EXERCISE REQUIREMENTS
Retype the records below word for word and omit any image.

GIVEN DATA

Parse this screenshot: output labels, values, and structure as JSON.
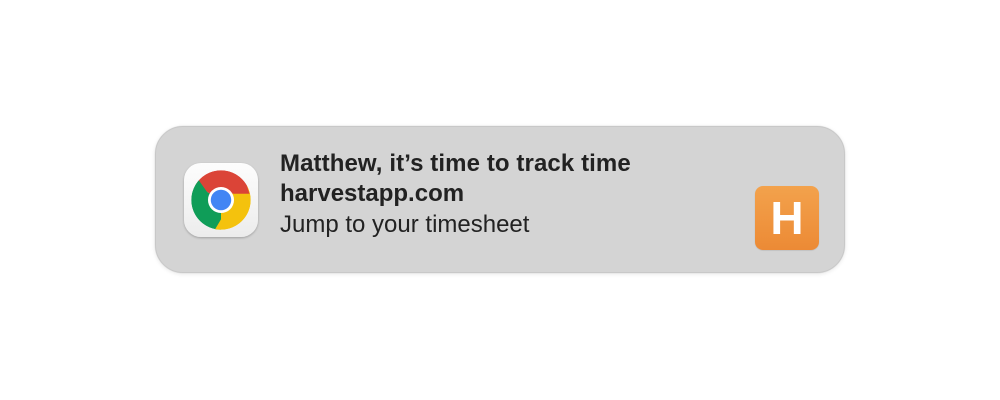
{
  "notification": {
    "app_icon": "chrome-icon",
    "title": "Matthew, it’s time to track time",
    "subtitle": "harvestapp.com",
    "body": "Jump to your timesheet",
    "content_image": {
      "icon": "harvest-logo-icon",
      "letter": "H",
      "color": "#ee8f3a"
    }
  },
  "colors": {
    "background": "#ffffff",
    "notification_bg": "#d4d4d4",
    "text": "#222222"
  }
}
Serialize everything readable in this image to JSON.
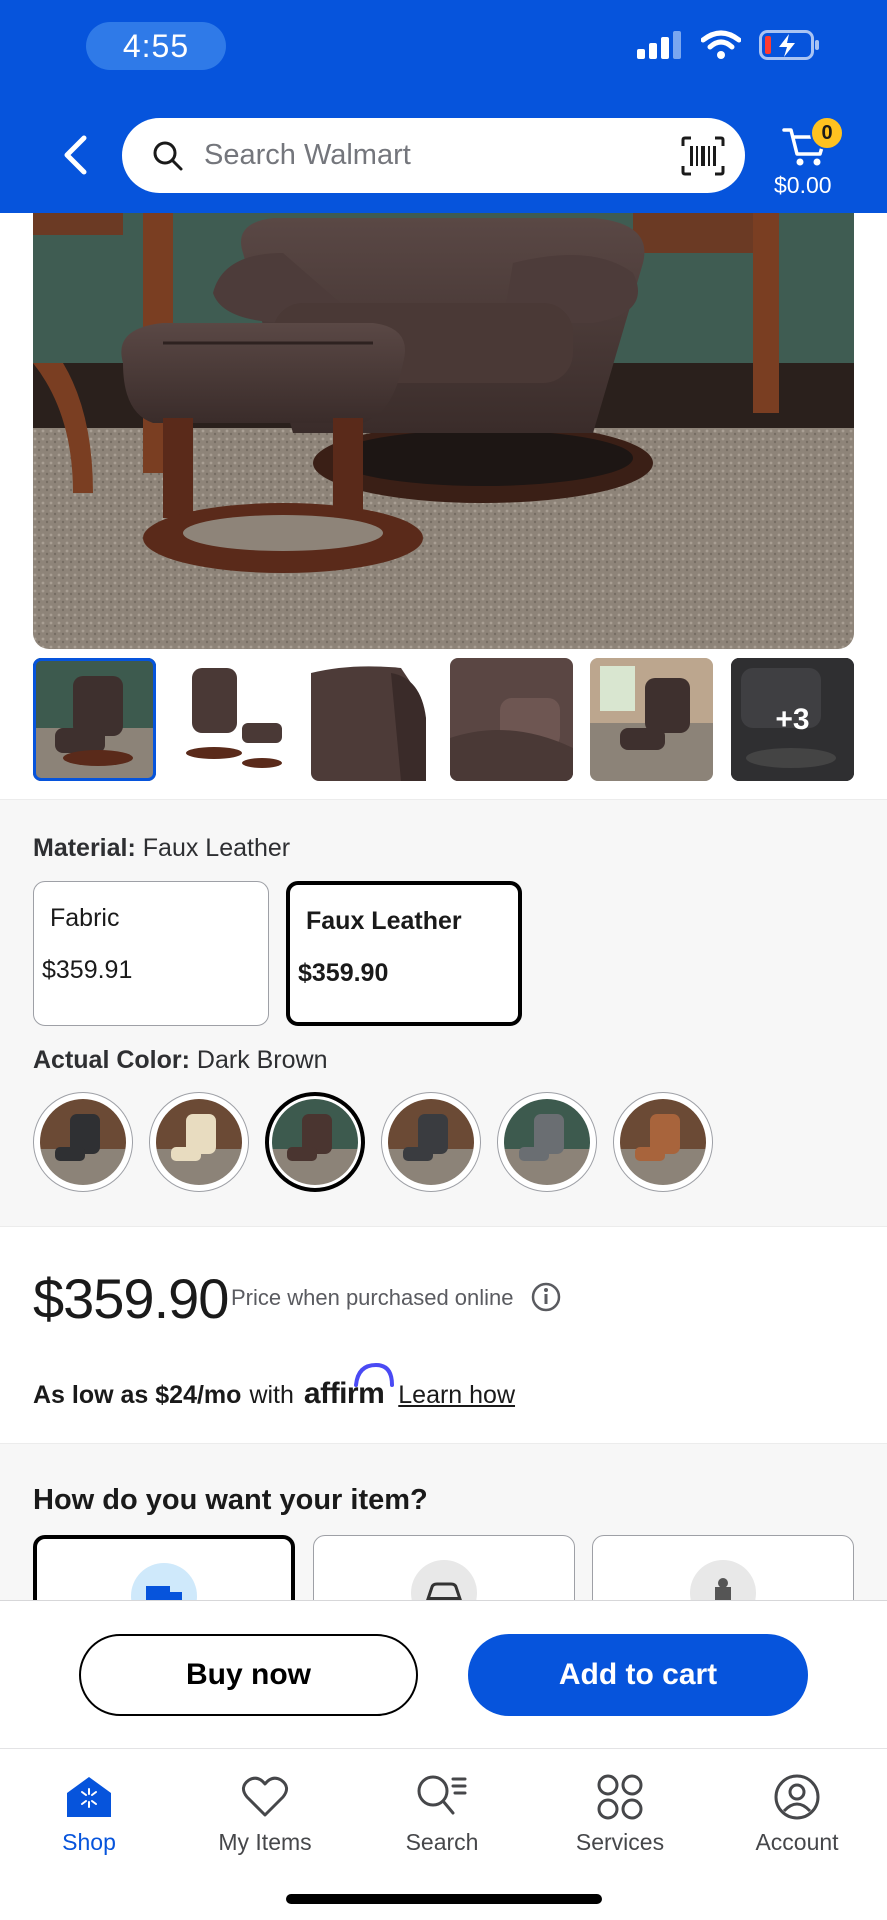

WRITTEN SOLUTION
Parse this screenshot: output labels, values, and structure as JSON.
{
  "notification": {
    "app_icon": "chrome-icon",
    "title": "Matthew, it’s time to track time",
    "subtitle": "harvestapp.com",
    "body": "Jump to your timesheet",
    "content_image": {
      "icon": "harvest-logo-icon",
      "letter": "H",
      "color": "#ee8f3a"
    }
  },
  "colors": {
    "background": "#ffffff",
    "notification_bg": "#d4d4d4",
    "text": "#222222"
  }
}
Serialize everything readable in this image to JSON.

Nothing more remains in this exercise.